Narrator: This is Science Today. We take oxygen for granted, but the amount of it in the air wasn't always the same. Three hundred million years ago, for example, in what's called the Carboniferous era, the air was 35 percent oxygen, according to biologist Jeffrey Graham of the University of California, San Diego.
Graham: To put that in scale, the present atmospheric oxygen level's about 21 percent oxygen. And so a 35 percent level of oxygen is roughly one and a half times as much oxygen as there is now.
Narrator: Graham says that much oxygen had an effect on evolution. The air was so thick and rich that flying insects could be a lot bigger than they are today. Dragonflies, for instance...
Graham: And these dragonflies were immense compared to modern day dragonflies. For example, the biggest dragonfly that we find in nature today might have a wingspan of about six inches. Whereas the late Paleozoic or Carboniferous dragonflies had wingspans of close to over two feet.
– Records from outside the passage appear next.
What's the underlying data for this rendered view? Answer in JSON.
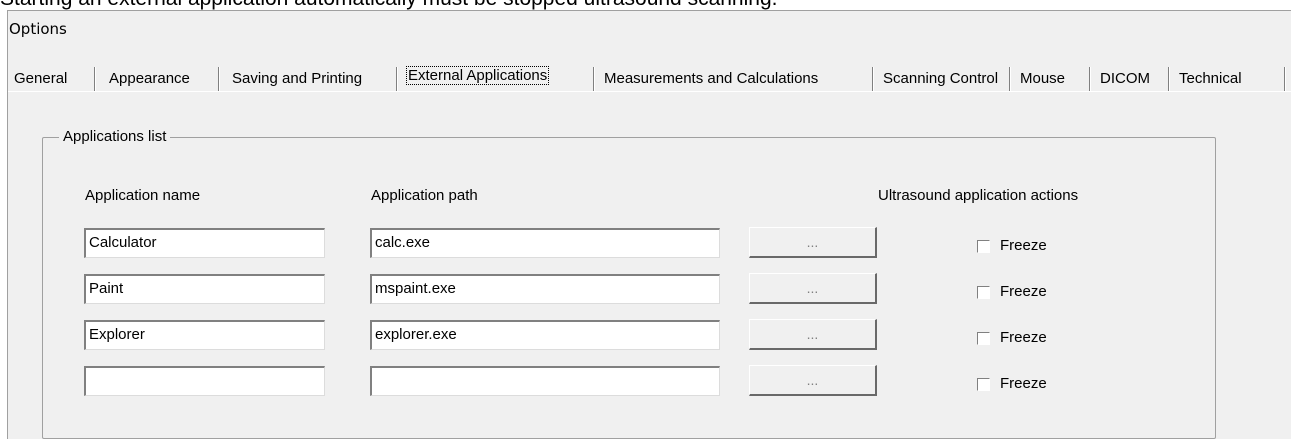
{
  "banner_text": "Starting an external application automatically must be stopped ultrasound scanning.",
  "window": {
    "title": "Options"
  },
  "tabs": [
    {
      "label": "General"
    },
    {
      "label": "Appearance"
    },
    {
      "label": "Saving and Printing"
    },
    {
      "label": "External Applications",
      "active": true
    },
    {
      "label": "Measurements and Calculations"
    },
    {
      "label": "Scanning Control"
    },
    {
      "label": "Mouse"
    },
    {
      "label": "DICOM"
    },
    {
      "label": "Technical"
    }
  ],
  "applications_list": {
    "group_title": "Applications list",
    "headers": {
      "name": "Application name",
      "path": "Application path",
      "actions": "Ultrasound application actions"
    },
    "browse_label": "...",
    "rows": [
      {
        "name": "Calculator",
        "path": "calc.exe",
        "freeze_label": "Freeze",
        "freeze_checked": false
      },
      {
        "name": "Paint",
        "path": "mspaint.exe",
        "freeze_label": "Freeze",
        "freeze_checked": false
      },
      {
        "name": "Explorer",
        "path": "explorer.exe",
        "freeze_label": "Freeze",
        "freeze_checked": false
      },
      {
        "name": "",
        "path": "",
        "freeze_label": "Freeze",
        "freeze_checked": false
      }
    ]
  },
  "colors": {
    "dialog_bg": "#f0f0f0",
    "field_bg": "#ffffff",
    "border": "#a0a0a0"
  }
}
So they were huge animals, the size of -- probably of seagulls.
Narrator: For Science Today, I'm Steve Tokar.